Still, the presence of such a trend is somewhat disquieting, to say the least. The mixture of alcohol and almost any field of human endeavor you care to mention is almost universally disastrous, unless that field of human endeavor is making an ass of yourself. If that’s your aim, then by all means, top off the twenty Jello shots you’ve had in the past fifteen minutes with another one and a couple of beers for good measure, but before you do, give your best friend the keys to your car, this always assuming that he’s not just as crocked as you are. Otherwise, whatever it is you’re trying to do whilst under the influence, stop trying to do it; you will not succeed.
One of the many things you should not do while under the influence is watch public television. I’m not speaking here of the children’s programming, which is fairly harmless even when combined with heavy drinking, although the hopelessly intoxicated will want to sing along with big birds and purple dinosaurs, or the political, news, or cultural programming, which alcohol makes even more soporific than it already is, putting the inebriated to sleep and keeping them off the road, thereby serving the greater good by promoting the cause of highway safety. No, I mean public television’s nature and science programming, which no one should watch unless completely sober.
I bring this up because, as you may know, deer season recently ended here and my brothers, having killed, gutted, butchered, and otherwise disposed of one male deer, decided afterwards that reassembling the deer’s skeleton might be a good idea. They decided to do this on a Saturday afternoon after watching college football and gulped down enough beer to keep a team of Clydesdales scooting back and forth from the brewery for a couple of weeks, give or take a day. With the games over, they apparently turned to public television and watched a program about the deer problem now afflicting those of us here in the northeastern United States (I realize that deer afflict other areas as well, but we also deal with their attendant problems: our county’s leading export is Lyme disease, which we have more of than anyone else in the United States). Having watched the program and come to the conclusion that reassembling the deer’s skeleton would be a good idea; it’d be educational, one brother opined, although we all know what deer look like and don’t need any further exegesis on the subject.
And as I said, they were in really no condition to tie their shoelaces, much less reassemble a deer. With the courage of their DUI convictions, however, they went out to the garage where the remains of the deer remained and set to work putting Bambi’s dad back together again. As you might imagine, if all the king’s horses and all the king’s men could not put a simple egg back together again, then how much more difficult must it be for a troop of drunks on an educational binge to disunravel a disassembled deer.
At first, they thought they ought to try to put the meat back on the bones but that failed as they kept slipping in the offal mess they made on the garage floor (yeah, that was bad, I admit it) and then decided to just putting the skeleton back together again. For this purpose, the brothers and company (mostly drinking buddies) cracked out the scotch tape, the glue, and a thousand yard ball of twine that my brother keeps in the hope that someday he might get some use out of it. He bought the ball about five years ago, I think, and I think since then he’s used about forty yards of the stuff. There are only so many things you can use twine for, you know.

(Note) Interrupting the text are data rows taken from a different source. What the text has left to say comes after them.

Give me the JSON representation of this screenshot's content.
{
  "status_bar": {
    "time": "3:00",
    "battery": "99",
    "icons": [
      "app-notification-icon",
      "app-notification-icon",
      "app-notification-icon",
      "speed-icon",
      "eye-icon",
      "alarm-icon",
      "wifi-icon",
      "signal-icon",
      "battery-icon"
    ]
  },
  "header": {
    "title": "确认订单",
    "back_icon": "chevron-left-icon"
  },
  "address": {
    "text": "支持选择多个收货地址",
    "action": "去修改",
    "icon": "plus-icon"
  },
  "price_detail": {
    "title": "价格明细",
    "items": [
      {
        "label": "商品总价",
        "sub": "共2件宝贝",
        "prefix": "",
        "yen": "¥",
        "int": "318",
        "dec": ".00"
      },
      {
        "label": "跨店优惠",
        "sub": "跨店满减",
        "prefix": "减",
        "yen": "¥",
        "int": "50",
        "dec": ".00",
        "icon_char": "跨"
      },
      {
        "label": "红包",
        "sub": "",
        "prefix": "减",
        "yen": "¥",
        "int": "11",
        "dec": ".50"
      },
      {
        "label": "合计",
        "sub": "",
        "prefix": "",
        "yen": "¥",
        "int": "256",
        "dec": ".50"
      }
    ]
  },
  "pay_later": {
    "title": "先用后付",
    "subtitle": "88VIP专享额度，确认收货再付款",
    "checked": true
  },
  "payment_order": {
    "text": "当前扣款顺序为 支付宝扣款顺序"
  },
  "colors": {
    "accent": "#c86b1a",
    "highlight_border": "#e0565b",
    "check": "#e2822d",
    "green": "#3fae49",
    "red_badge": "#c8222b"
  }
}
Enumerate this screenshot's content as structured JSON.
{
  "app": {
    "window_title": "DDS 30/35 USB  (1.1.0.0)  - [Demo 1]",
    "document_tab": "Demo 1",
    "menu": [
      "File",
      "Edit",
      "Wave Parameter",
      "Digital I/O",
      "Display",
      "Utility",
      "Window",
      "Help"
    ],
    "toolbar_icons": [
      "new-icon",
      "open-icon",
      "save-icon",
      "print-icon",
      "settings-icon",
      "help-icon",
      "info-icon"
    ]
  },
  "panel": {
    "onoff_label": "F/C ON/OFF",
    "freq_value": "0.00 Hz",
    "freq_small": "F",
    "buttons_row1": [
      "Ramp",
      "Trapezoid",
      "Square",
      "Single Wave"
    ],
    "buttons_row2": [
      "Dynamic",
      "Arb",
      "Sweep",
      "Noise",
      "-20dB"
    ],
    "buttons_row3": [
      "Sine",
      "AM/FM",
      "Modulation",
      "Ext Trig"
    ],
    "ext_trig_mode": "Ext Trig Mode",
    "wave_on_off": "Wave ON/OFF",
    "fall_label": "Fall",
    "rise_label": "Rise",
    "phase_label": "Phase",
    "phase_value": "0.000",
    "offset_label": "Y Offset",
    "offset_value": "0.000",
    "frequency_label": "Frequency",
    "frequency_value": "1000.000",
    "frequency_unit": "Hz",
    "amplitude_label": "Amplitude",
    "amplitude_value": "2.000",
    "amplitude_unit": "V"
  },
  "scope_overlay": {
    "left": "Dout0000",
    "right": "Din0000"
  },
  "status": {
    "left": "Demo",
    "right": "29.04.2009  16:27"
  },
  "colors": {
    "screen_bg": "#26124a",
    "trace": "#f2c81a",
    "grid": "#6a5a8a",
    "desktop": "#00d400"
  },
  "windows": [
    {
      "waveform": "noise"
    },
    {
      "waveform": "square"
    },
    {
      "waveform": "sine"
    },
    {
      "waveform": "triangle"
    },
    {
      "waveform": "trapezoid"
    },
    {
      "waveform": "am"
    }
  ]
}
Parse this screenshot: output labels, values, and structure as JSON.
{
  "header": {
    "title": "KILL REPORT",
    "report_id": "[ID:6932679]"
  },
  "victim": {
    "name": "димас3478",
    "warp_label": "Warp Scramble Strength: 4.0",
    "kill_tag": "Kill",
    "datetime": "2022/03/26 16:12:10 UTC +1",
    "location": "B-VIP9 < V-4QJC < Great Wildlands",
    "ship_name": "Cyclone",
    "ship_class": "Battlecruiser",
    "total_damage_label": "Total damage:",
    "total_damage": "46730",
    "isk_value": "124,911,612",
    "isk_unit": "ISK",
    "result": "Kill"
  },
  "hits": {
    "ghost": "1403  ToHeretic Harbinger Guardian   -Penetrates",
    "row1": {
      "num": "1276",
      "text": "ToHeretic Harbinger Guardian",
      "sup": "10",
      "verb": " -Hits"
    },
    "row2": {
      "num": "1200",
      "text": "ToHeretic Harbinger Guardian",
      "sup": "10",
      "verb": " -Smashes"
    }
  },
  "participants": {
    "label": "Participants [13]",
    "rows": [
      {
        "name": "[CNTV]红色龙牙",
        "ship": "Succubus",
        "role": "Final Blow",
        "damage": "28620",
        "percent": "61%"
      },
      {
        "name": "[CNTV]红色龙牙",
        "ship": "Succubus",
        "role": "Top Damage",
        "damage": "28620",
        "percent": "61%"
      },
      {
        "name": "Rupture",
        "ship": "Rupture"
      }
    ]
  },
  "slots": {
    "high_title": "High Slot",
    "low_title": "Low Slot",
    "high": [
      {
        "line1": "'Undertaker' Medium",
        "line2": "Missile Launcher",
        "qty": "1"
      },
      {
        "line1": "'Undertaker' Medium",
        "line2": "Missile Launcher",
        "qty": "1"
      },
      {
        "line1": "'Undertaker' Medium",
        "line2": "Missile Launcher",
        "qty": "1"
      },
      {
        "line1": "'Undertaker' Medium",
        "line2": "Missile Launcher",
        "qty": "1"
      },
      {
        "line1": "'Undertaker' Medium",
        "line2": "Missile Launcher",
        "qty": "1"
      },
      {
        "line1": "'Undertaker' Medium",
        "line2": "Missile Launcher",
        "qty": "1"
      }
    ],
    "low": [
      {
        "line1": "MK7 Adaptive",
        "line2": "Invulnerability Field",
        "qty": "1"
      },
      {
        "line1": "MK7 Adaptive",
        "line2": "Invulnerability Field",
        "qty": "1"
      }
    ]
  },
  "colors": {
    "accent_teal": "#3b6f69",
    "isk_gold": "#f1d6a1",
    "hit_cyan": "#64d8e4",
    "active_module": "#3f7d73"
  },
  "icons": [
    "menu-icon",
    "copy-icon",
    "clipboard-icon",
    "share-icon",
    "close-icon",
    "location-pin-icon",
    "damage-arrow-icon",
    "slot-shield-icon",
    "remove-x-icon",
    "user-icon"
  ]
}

Well, killing a deer is a lot easier than putting one back together again. I know this because my brothers called me down to help them, for reasons I’m pretty sure I don’t understand, since I know absolutely nothing about the anatomy of the white-tailed deer, and I found them in the middle of the garage with large numbers of bones glued together at odd angles and held together with twine and tape. I tried to make some heads or tails of the skeleton because I’m pretty sure they couldn’t, even though I’m no expert. A deer’s skull does not rest on its pelvis, I’m reasonably certain of that, and I am also sure that a deer’s ribs do not emanate from its front legs, but from the spine, the same as other vertebrates. There were also bits I didn’t understand at first, like the use of beer cans for the bones they couldn’t find or had stashed in the refrigerator with the meat still on them, said beer cans being reinforced with sticks and golf clubs. I’m no golfer, but I’m fairly certain that one of the buck’s front forelegs was a five iron.
“So what do you think,” the brothers and their cohort announced grandly. I was not sure what I thought, or if I should tell men so far in a drunken stupor that they could actually ask me what I thought of their skeletal recreation. I tried to be diplomatic, but I couldn’t think of anything right off the top of my head, which is something that happens to me way too often, I think. In this case, though, the lucky entrance of a wife saved me from having to tell a none too convincing lie. I don’t have a wife, so this is not something I can prove with facts and figures, but it seems that most wives object to trying to clean clothing drenched with deer’s blood. And the brothers and the friendly cohort were dripping with deer’s blood; at least, the parts that hadn’t already dried to their skins dripped. One of the reasons I don’t have a wife is that loud, high-pitched scream that emanates from them when they see something like their husbands covered in deer’s blood, following by ferocious swearing and nagging of a fairly intense nature. I don’t spend a lot of time wallowing in deer’s blood; wallowing as a recreational activity has never really appealed to me, but I think I’ll skip that whole screaming thing, if it’s all the same to you. On the positive side--well, it might be positive; it's purely a personal opinion, I think; they did manage to use another fifty yards of my brother's old twine.